‘This particular self-portrait was completed in about two-and-a-half hours,’ says Cholich. ‘It was done from life and catches the concentration of the artist and the waning light of day. Indirect light sources offer innumerable challenges and take the painter beyond the obvious. I paint alla prima [wet-on-wet] because it is exciting, like being on an adrenaline-packed adventure where decisions need to be made quickly with very limited opportunities for reassessment.’
‘The diminutive scale and the simplified colour palette invite the viewer into an intimate and quiet visual experience, which is disturbed only by the intensity of the eyes. This painting is not meant to glorify the subject, it is a record of an experience.’

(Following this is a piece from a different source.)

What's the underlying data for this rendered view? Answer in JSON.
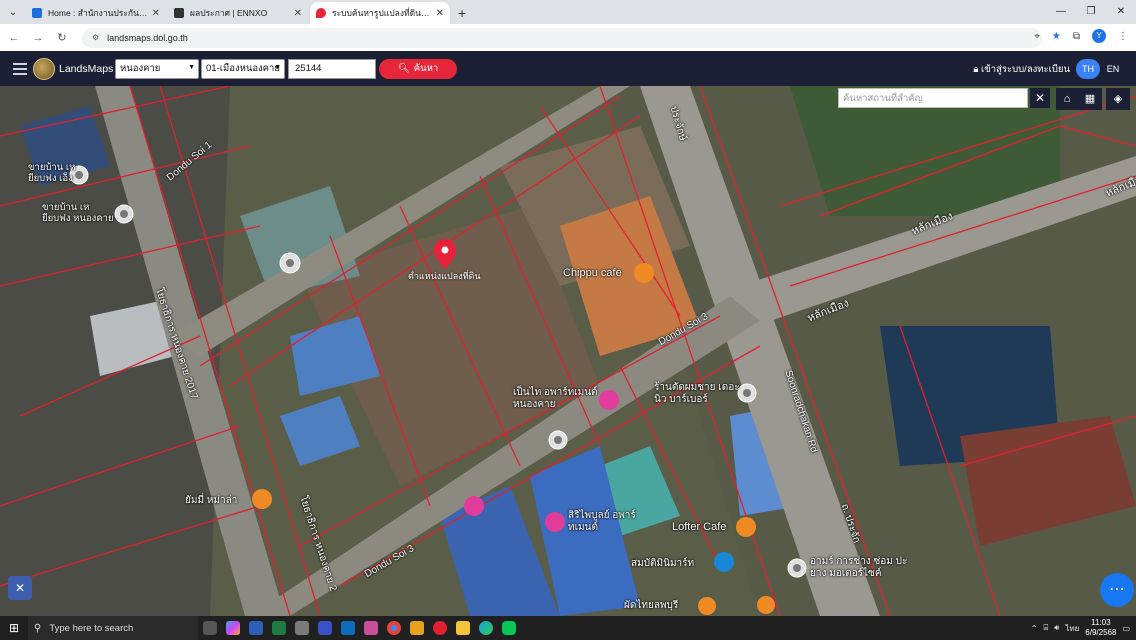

Born in Cleveland, Ohio, USA in 1972, Cholich studied under acclaimed American artist and professor Shirley Aley Campbell. She came to Australia in 2011 and now lives and works in Sydney. This is her first time as a finalist in the Archibald Prize.